(Exercise) Within the material below, count every line with the string "value". Give no more than the number.

(Data for analysis)
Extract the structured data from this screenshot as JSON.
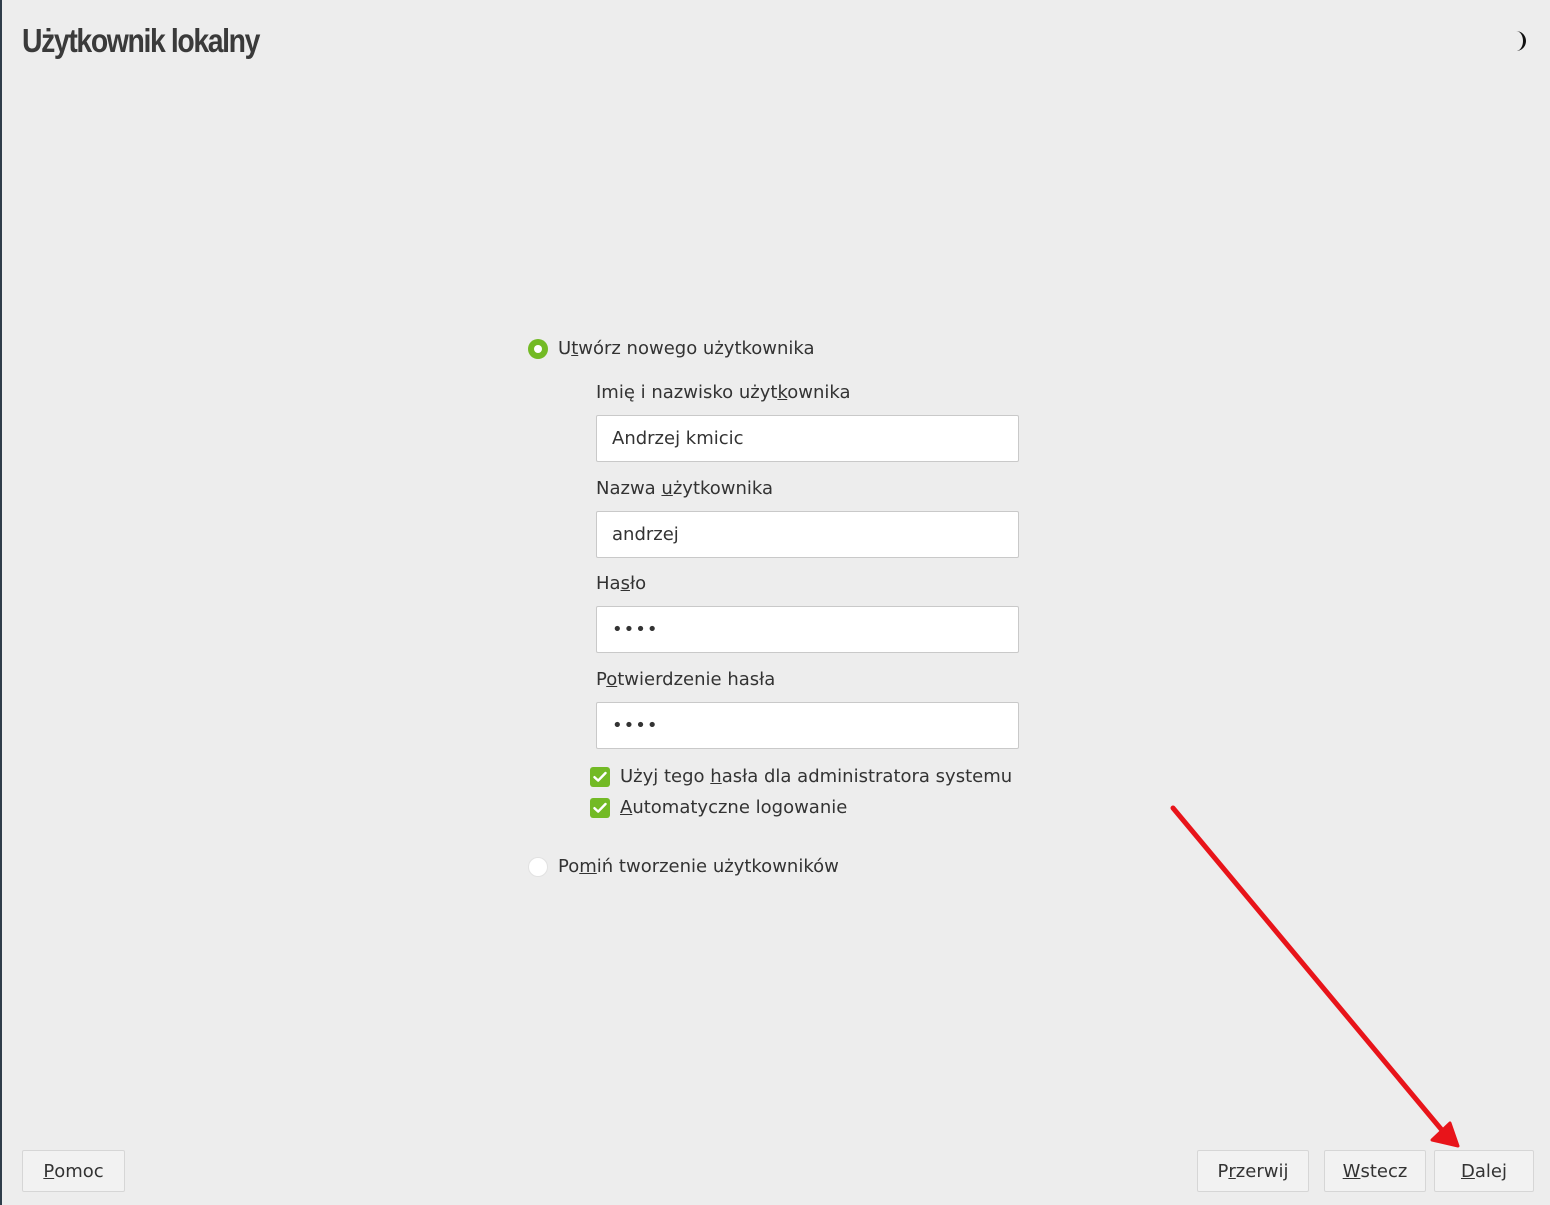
{
  "header": {
    "title": "Użytkownik lokalny",
    "theme_icon": "moon-icon"
  },
  "form": {
    "create_option": {
      "pre": "U",
      "accel": "t",
      "post": "wórz nowego użytkownika",
      "selected": true
    },
    "full_name": {
      "label_pre": "Imię i nazwisko użyt",
      "label_accel": "k",
      "label_post": "ownika",
      "value": "Andrzej kmicic"
    },
    "username": {
      "label_pre": "Nazwa ",
      "label_accel": "u",
      "label_post": "żytkownika",
      "value": "andrzej"
    },
    "password": {
      "label_pre": "Ha",
      "label_accel": "s",
      "label_post": "ło",
      "value": "••••"
    },
    "confirm_password": {
      "label_pre": "P",
      "label_accel": "o",
      "label_post": "twierdzenie hasła",
      "value": "••••"
    },
    "use_for_admin": {
      "pre": "Użyj tego ",
      "accel": "h",
      "post": "asła dla administratora systemu",
      "checked": true
    },
    "auto_login": {
      "pre": "",
      "accel": "A",
      "post": "utomatyczne logowanie",
      "checked": true
    },
    "skip_option": {
      "pre": "Po",
      "accel": "m",
      "post": "iń tworzenie użytkowników",
      "selected": false
    }
  },
  "footer": {
    "help": {
      "accel": "P",
      "post": "omoc"
    },
    "abort": {
      "pre": "P",
      "accel": "r",
      "post": "zerwij"
    },
    "back": {
      "accel": "W",
      "post": "stecz"
    },
    "next": {
      "accel": "D",
      "post": "alej"
    }
  },
  "colors": {
    "accent": "#73ba25",
    "annotation_arrow": "#e8141a",
    "background": "#ededed"
  }
}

(Solution for this exercise) 4